But, lawmakers upset with her handling of Britain's scheduled departure from the EU sought to topple her from power on Wednesday.
"Higher volatility lowers sterling — that's been the story over the last two years," Kallum Pickering, a senior U.K. economist at Berenberg, told CNBC on Wednesday.
"In the long-term, I think sterling is still undervalued. But in the short-term, the risks are decidedly tilted to the downside," Pickering said.
Graham Brady, the chairman of the backbench 1922 committee of Conservative lawmakers, announced Wednesday morning that at least 48 party members had sent him letters of protest — the number required to trigger a vote on her leadership.
A ballot will now be held between 18:00 and 20:00 London time Wednesday evening, the 1922 Committee said in a press release.
Sterling initially dipped into negative territory on the news, before climbing as market participants bet May would win the vote and, in the process, isolate lawmakers in her party pushing for a sudden break from the EU.
Nonetheless, uncertainty over the secret ballot appeared to cap significant gains. The pound has fallen almost 2 percent so far this trading week.
"All things considered, our best judgement is that a high degree of political upheaval and uncertainty are reflected in the value of the pound at $1.2550 vs. the dollar, but not yet a 'hard Brexit.' This level of the pound also reflects the increased odds of new elections," Stephen Gallo, European head of FX strategy at BMO Capital Markets told CNBC via email on Wednesday.
"This entire process feels like a giant labyrinth in which every single possible avenue of escape is being tested and failing. This metaphor is important because this leadership contest is merely a side show," Gallo said, before adding: "No matter what happens today, the parliamentary arithmetic regarding the current abysmal EU deal won't change."
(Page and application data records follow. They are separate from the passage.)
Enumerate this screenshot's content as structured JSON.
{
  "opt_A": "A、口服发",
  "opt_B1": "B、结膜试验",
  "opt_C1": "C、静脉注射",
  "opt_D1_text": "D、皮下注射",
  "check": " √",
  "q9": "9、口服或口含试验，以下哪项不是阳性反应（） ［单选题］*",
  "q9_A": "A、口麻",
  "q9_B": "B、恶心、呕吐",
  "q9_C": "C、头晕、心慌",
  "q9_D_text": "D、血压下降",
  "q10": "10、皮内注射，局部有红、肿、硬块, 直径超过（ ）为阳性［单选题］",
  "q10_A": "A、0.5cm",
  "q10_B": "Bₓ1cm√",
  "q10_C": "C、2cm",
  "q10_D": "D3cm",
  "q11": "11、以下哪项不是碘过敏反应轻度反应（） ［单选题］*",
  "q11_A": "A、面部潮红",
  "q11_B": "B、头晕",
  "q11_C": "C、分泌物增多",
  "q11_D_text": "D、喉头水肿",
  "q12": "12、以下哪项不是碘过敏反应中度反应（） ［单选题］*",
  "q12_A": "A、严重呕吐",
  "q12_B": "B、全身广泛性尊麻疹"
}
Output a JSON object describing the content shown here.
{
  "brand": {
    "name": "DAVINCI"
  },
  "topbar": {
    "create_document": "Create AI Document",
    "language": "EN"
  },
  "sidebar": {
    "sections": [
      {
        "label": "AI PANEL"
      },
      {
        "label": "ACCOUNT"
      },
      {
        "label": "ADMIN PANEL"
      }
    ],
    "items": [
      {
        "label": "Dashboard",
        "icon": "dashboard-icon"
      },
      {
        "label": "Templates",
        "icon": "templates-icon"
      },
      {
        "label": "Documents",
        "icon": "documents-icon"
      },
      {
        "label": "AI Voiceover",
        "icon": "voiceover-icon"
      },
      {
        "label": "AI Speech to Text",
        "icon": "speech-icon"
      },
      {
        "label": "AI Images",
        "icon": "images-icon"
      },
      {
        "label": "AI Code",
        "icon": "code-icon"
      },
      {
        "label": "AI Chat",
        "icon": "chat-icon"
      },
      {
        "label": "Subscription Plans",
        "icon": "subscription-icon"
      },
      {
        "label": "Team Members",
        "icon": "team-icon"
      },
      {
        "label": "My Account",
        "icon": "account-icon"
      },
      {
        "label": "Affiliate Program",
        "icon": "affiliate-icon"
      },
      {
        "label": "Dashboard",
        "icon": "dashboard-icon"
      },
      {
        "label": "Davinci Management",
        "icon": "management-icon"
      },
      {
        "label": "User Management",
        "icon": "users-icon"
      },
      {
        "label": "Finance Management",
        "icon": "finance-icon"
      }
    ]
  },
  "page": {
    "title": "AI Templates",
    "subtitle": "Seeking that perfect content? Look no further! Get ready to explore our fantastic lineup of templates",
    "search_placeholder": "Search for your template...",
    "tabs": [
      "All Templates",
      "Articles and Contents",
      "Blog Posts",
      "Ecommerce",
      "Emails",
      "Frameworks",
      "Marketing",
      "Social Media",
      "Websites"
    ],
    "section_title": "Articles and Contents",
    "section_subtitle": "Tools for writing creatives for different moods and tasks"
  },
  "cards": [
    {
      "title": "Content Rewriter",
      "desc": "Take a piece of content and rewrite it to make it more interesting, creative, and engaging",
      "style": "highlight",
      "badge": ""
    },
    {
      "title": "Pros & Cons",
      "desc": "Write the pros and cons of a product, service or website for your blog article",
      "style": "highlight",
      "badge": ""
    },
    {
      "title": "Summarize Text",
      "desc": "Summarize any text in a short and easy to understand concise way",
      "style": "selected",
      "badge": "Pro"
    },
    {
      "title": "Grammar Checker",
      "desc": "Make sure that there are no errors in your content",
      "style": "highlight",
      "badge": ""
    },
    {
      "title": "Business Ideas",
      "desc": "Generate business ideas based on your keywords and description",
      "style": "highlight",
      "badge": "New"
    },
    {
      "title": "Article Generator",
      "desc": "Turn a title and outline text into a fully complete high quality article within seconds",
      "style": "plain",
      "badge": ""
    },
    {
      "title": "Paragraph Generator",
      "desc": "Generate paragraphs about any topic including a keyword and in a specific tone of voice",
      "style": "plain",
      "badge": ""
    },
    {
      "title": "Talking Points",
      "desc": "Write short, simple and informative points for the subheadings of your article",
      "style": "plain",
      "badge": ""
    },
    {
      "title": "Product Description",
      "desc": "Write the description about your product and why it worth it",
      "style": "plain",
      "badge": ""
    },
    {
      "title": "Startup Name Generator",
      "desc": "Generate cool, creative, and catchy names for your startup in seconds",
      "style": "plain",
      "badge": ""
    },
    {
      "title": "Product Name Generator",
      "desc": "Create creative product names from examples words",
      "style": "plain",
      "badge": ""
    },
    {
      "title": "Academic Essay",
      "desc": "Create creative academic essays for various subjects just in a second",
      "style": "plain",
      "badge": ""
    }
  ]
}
The pound is down nearly 13 percent since the Brexit vote of June 23, 2016.
—CNBC's Thomas Franck contributed reporting.